Narrative responses to trauma in Palestine : A partnership between TRC and Dulwich Centre
TRC is a non-governmental, nonprofit organisation that provides comprehensive psychosocial services to survivors of torture and organised violence in the West Bank in the Palestinian Territories.
TRC works to reduce the traumatic and devastating physical and psychological consequences of torture and organised violence and reduce retaliatory acts by offering victims and their families comprehensive medical, physical, psychiatric, and psychological care completely free-of-charge in a safe and comfortable atmosphere.
TRC also works to prevent and combat torture, violence, and impunity through training, research, and advocacy.
The Dulwich Centre has an eight year history of working in partnership with the TRC, and building the capacity of its workers. Over the last three years, our partnership has been supported by The European Commission. The European Instrument for Democracy and Human Rights (EIDHR) is funding the Treatment and Rehabilitation Centre for Victims of Torture (TRC) to implement an action known as Sustaining and Enhancing Comprehensive, Community-based Service Delivery to Victims of Torture and Politically Motivated Violence living in the North and South of the West Bank. Dulwich Centre Foundation International is a formal partner of this project.
One of the aims of this three year project involves building the capacity of TRC staff in narrative responses to trauma so that by the end of 2011 the TRC will be in a position to:
- Supervise their own staff in the use of narrative responses to trauma
- Offer training in narrative responses to trauma throughout the Palestinian Territories
The funding from the EC will end at the end of this year and Dulwich Centre and TRC are both looking for funding support to continue our partnership. Our partnership has been extremely successful, not only has it resulted in building the capacity of local therapists, it has also resulted in the publication of articles and presentations at international conferences.
This publication includes the following articles:
- Responding to continuing traumatic events, Dr Mahmud Sehwail
- A human rights approach to psychotherapy, Khader Rasras
- Glimpses of therapeutic conversations: Engaging with narrative ideas – Bilal Hassounh, Iman Ja’ouni, Deema Al Tibi, Amani Al-Jamal, Maryam Burqan, Wisam Abdallah
- Public speech: Bringing people together, Faiseh Muhtaseb
- The media as an avenue for therapeutic and community work, Hasan Salim
This paper describes therapeutic/psychosocial support work with Palestinian ex-prisoners. This work draws upon imagery from nature’s seasons and elements to create conversations based on a ‘seasons of life’ metaphor. This metaphor enables ex-detainees to trace their journey through the stages of detention, incarceration, and release into society. This approach offers opportunities for ex-detainees to offer double-storied testimonies of their prison experiences and to draw upon the skills and knowledges they used to endure incarceration in order to move forward with their lives.
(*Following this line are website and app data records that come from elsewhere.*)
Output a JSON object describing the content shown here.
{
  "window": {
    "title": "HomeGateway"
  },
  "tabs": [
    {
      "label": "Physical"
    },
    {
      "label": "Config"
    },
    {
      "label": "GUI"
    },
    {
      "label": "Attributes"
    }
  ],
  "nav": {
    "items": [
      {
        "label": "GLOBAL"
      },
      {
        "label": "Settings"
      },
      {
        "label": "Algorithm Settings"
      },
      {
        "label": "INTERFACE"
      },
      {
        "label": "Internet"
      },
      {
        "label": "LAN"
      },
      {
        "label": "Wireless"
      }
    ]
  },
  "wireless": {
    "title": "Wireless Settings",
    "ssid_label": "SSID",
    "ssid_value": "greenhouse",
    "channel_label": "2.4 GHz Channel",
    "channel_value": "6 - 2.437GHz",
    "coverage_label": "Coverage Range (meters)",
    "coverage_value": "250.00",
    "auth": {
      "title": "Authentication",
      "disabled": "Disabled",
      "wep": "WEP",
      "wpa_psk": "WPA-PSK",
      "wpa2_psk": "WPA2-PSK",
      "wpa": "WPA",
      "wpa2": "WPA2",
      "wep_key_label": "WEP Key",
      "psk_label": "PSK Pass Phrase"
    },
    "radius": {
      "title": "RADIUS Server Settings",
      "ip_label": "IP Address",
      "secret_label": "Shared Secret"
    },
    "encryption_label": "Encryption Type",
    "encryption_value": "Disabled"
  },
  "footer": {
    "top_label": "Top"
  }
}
The next steps in our partnership are to involve supporting TRC staff to supervise and teach practitioners throughout Palestine and other Arabic speaking countries.
We have recently published an Arabic handbook in relation to narrative responses to trauma. This handbook includes hopeful stories of practice from TRC staff and will be used to support workers throughout the Palestine. An English version of this handbook is also now available !
Contact Dulwich Centre for more information.
The following TRC therapists are using narrative practices in their work:
Top: Akram Musbah Sobeh Othman, Alaa Jafar Ismael Harb, Hussam Jamal Abud Shufut, Ibrahim Mohammad Hamze Yassin
Middle-top: Jamal Mohammad Said Daglas (always in our memories), Khader Mahmud Ahmad Rasras, Miassar Yousef Ali Sbeih, Mohammed Abed Ahmad Absi
Middle-bottom: Nahed Mahmud Awawwdah, Nihaya Mahmoud Abu-Rayyan, Osama Ibraheem Said Eesheh, Sahar Mustafa Ismael Mohammed
Bottom: Sawsan Mohammad Yusef Tabanja, Wael Yousef Mohammad Dawabsha